Exercise requirements:
Where a line in the records below includes "Range", pull that line out.

Record set START

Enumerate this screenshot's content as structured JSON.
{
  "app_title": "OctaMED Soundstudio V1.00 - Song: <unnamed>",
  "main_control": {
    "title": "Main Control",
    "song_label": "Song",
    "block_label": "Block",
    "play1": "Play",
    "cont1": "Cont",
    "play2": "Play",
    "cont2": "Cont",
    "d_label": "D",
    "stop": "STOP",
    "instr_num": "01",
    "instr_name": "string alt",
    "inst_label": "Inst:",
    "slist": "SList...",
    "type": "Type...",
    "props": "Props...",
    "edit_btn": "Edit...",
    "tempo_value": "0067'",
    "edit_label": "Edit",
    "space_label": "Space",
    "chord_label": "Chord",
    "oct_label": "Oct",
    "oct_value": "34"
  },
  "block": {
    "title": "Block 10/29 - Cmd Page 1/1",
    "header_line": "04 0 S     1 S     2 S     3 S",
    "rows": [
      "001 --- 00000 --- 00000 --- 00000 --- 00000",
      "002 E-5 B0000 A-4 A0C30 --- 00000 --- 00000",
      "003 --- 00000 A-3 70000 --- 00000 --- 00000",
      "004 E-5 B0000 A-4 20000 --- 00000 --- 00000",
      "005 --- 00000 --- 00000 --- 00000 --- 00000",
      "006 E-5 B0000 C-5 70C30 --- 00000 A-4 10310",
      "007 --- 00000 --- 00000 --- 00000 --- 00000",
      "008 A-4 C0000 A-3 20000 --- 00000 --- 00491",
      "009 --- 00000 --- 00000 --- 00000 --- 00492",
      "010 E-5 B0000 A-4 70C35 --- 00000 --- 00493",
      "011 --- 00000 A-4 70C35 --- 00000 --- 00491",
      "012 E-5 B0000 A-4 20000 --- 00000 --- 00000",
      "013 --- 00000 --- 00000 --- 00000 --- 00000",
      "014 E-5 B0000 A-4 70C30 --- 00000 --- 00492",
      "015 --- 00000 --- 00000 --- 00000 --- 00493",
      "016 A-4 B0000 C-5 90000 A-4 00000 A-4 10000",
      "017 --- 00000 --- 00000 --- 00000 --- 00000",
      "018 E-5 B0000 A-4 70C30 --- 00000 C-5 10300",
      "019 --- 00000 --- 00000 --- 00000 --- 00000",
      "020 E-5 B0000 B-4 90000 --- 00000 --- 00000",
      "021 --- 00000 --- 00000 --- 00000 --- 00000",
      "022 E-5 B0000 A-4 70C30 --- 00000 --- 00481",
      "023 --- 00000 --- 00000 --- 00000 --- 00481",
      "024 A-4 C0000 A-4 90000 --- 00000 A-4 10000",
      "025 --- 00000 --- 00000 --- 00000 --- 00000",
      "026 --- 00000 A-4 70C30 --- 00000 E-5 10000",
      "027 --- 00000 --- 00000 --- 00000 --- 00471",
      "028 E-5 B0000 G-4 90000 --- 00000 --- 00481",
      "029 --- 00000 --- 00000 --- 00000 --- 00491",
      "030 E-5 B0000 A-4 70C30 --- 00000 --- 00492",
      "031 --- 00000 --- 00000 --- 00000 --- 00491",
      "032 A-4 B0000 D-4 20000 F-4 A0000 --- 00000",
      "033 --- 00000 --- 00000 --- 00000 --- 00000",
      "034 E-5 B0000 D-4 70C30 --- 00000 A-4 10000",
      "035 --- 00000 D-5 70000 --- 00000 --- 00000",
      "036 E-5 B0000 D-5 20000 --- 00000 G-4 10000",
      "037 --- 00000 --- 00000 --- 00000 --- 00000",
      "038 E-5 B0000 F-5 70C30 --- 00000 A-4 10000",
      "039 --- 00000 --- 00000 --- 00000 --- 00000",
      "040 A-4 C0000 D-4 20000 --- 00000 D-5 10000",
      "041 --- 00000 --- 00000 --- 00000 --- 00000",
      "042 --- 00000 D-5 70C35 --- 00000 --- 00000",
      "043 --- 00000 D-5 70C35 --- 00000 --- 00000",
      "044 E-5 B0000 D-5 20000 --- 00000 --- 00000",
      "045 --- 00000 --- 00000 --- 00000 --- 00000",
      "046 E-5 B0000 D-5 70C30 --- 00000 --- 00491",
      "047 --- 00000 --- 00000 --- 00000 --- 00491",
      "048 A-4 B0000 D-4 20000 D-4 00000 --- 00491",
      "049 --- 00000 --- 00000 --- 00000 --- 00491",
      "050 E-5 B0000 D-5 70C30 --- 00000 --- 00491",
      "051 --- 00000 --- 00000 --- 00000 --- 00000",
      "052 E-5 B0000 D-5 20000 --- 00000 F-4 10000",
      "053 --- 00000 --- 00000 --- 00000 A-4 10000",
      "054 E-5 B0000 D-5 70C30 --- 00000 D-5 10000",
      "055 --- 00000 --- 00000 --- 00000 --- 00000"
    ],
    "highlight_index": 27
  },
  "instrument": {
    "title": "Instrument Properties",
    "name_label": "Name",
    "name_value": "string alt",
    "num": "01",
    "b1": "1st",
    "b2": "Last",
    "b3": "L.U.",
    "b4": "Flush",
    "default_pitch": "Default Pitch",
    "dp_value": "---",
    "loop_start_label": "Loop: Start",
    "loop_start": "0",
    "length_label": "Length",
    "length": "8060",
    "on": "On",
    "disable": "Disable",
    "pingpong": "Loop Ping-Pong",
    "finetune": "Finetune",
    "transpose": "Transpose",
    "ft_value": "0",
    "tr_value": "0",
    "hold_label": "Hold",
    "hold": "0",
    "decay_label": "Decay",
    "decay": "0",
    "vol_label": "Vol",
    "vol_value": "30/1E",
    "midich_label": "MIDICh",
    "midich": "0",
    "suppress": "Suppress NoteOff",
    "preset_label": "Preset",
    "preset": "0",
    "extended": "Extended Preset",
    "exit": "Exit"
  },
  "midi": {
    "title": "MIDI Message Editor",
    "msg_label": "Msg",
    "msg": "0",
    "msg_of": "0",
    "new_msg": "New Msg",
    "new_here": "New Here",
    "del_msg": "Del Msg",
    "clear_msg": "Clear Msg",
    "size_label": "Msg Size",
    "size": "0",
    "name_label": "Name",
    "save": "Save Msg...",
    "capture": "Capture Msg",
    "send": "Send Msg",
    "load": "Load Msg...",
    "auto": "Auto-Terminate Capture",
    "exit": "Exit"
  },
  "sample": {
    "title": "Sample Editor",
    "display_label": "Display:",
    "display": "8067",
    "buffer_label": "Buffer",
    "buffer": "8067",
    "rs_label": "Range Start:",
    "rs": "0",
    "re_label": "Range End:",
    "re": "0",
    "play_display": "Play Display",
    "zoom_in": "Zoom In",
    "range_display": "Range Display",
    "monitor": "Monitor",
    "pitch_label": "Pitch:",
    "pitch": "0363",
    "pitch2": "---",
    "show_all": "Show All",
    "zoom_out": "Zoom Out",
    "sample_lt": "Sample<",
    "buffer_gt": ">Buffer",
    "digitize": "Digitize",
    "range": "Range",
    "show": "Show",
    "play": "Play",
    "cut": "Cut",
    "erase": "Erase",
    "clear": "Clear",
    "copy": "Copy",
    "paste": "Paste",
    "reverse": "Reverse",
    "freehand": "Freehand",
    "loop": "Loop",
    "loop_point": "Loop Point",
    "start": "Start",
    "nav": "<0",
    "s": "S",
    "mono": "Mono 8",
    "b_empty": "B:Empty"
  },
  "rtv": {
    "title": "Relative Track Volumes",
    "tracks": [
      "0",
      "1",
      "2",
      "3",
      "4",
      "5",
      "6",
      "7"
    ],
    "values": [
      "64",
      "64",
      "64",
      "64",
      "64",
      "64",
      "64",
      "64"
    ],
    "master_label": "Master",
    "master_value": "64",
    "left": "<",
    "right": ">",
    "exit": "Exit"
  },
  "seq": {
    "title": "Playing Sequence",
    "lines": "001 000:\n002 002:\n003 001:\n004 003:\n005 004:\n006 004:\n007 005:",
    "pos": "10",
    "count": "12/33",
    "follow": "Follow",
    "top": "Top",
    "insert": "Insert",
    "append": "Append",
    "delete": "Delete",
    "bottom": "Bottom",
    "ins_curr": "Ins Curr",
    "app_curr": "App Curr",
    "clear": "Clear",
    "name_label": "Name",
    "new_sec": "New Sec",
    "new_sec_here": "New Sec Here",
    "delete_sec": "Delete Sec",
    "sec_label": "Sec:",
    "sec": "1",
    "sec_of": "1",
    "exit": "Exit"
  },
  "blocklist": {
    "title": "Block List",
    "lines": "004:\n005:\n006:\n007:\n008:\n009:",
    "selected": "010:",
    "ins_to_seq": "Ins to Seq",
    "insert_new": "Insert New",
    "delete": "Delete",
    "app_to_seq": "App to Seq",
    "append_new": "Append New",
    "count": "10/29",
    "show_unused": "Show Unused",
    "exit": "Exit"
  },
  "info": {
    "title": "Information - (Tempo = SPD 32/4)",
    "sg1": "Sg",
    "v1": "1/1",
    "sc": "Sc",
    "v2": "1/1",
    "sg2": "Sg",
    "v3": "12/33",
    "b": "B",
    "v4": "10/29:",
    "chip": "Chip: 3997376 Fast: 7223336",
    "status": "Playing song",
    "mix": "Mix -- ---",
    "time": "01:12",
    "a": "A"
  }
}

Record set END

Answer to the exercise:
    "rs_label": "Range Start:",
    "re_label": "Range End:",
    "range_display": "Range Display",
    "range": "Range",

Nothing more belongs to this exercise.